Switzerland has been named the world’s most innovative country for the second year running in a major global report out today.

The Global Innovation Index (GII) – co-authored by Cornell University, INSEAD and the World Intellectual Property Organization (WIPO) – looked at the performances of 130 countries. They were judged on a range of indicators, including patent filings and investment in education.

Europe took four of the top five positions; with Switzerland followed by Sweden, the Netherlands, the USA and the UK as the world’s leading innovation economies.

Now in its 10th year, the GII says there is still a major gap between developed and developing nations.

“Innovation is the engine of economic growth in an increasingly knowledge-based global economy, but more investment is needed to help boost human creativity and economic output,” explained WIPO Director General Francis Gurry. “Innovation can help transform the current economic upswing into longer-term growth.”

The report also wants governments and corporates to invest more in research and development (R&D).

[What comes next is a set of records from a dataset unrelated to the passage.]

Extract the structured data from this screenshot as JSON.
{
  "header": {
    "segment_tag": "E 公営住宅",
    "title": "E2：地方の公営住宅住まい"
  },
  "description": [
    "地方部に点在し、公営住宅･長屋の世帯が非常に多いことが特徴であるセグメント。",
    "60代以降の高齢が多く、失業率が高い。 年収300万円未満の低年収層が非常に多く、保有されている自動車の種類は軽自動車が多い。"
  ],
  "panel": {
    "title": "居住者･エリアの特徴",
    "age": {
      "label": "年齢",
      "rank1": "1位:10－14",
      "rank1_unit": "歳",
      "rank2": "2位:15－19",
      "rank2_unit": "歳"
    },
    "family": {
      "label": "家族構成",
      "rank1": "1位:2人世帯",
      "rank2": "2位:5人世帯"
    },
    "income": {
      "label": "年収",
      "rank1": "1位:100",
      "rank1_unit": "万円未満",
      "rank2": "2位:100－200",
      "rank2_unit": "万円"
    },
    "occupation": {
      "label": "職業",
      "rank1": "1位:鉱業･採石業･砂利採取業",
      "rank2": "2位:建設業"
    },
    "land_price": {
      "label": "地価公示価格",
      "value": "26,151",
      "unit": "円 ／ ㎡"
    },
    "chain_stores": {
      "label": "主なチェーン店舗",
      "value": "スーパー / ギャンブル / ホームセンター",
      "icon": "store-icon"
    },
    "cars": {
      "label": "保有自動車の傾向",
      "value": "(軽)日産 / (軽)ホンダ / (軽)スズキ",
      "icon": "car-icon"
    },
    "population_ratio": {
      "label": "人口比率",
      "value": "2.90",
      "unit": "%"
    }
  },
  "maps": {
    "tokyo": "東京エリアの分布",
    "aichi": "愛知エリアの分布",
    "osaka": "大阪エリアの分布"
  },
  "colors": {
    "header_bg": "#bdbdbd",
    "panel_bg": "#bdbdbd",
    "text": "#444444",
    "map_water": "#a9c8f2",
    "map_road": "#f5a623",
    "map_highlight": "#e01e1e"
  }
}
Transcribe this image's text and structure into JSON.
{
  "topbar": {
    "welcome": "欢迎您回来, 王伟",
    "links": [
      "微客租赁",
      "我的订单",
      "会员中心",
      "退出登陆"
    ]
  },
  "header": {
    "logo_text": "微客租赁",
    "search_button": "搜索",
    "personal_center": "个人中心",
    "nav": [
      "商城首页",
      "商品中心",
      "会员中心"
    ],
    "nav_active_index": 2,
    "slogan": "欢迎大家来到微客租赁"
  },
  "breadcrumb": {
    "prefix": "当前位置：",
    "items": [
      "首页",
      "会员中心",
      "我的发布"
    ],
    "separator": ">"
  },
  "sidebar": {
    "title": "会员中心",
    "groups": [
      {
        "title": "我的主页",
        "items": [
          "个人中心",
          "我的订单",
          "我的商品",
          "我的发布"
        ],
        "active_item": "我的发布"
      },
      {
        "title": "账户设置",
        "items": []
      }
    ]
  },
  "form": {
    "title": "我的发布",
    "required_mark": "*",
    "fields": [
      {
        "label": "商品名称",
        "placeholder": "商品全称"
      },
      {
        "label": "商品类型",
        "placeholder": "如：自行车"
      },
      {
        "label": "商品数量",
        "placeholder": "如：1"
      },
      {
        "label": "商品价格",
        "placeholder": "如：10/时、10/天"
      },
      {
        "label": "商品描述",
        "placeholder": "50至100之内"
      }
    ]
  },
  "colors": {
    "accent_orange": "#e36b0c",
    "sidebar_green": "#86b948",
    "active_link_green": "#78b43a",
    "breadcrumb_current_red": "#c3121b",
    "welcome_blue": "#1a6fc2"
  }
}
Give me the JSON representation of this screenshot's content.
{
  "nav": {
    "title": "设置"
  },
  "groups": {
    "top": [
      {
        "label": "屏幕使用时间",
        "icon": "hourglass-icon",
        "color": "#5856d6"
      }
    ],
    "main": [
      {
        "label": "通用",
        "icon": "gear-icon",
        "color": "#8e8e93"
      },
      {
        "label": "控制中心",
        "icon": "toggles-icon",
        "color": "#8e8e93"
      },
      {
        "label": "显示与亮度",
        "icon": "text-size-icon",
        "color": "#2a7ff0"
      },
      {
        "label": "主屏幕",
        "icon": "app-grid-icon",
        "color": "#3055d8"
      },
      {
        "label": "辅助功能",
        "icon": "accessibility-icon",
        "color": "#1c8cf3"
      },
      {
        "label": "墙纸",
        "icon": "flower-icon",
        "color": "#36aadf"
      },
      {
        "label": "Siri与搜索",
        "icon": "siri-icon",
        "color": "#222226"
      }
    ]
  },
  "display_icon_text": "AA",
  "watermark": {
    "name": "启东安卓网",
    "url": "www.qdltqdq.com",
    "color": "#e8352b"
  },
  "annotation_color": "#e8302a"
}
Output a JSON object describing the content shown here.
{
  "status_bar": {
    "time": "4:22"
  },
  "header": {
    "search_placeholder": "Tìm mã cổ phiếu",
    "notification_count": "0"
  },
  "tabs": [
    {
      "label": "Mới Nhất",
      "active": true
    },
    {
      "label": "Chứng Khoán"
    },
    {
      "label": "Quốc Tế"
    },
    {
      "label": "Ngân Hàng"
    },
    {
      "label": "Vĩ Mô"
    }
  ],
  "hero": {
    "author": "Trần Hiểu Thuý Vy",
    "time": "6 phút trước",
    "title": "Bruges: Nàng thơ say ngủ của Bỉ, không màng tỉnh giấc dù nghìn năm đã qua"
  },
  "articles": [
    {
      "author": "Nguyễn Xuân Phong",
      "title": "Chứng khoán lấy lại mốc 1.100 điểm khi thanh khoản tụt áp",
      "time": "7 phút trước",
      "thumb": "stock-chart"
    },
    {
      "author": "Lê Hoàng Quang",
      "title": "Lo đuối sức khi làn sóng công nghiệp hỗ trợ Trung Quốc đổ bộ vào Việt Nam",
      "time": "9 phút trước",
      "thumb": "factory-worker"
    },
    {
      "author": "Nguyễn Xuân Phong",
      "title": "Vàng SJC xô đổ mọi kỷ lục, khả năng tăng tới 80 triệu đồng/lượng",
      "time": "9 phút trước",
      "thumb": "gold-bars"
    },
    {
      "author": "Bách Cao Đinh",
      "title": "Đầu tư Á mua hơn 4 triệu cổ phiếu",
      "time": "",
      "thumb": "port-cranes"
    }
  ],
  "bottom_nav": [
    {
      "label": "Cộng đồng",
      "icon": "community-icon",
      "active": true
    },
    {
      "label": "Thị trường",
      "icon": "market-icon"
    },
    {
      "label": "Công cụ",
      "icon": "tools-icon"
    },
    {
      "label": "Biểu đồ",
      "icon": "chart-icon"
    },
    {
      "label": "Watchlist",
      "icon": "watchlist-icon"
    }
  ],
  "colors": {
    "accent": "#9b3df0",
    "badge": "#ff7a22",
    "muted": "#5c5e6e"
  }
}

“Efforts to bridge the innovation divide have to start with helping emerging economies understand their innovation strengths and weaknesses and create appropriate policies and metrics,” added Soumitra Dutta, Dean, Cornell SC Johnson College of Business, Cornell University. “This has been the GII’s purpose for more than ten years now.”

And the reason this major cross sectoral story is in the food and drink section is because of the theme of G11 2017: ‘Innovation Feeding the World’.

Growing populations are going to put huge pressure on resources. Food and agriculture systems will only be able to cope by placing innovation at the heart of their global strategies.

Bruno Lanvin, INSEAD Executive Director for Global Indices, said: “We are already witnessing the rapid, worldwide emergence of ‘digital agriculture,’ which includes drones, satellite-based sensors and field robotics. Now there is an urgent need for ‘smart agriculture’ to optimize supply and distribution chains and foster creative new business models that minimize pressure on land, energy and other natural resources – while addressing the needs of the world’s poorest.”

Innovation will be key to developing the sustainable food production methods needed to feed nearly 10 billion by 2050 – while also minimising its effect on climate change.

“By 2050, the world’s population is estimated to reach 9.7 billion. This presents the global agricultural sector with a daunting challenge. The stage has been set for a potential global food crisis if policy makers and other stakeholders fail to implement agricultural innovation that significantly boosts productivity,” added Barry Jaruzelski, Principal at Strategy&, PwC’s strategy consulting business.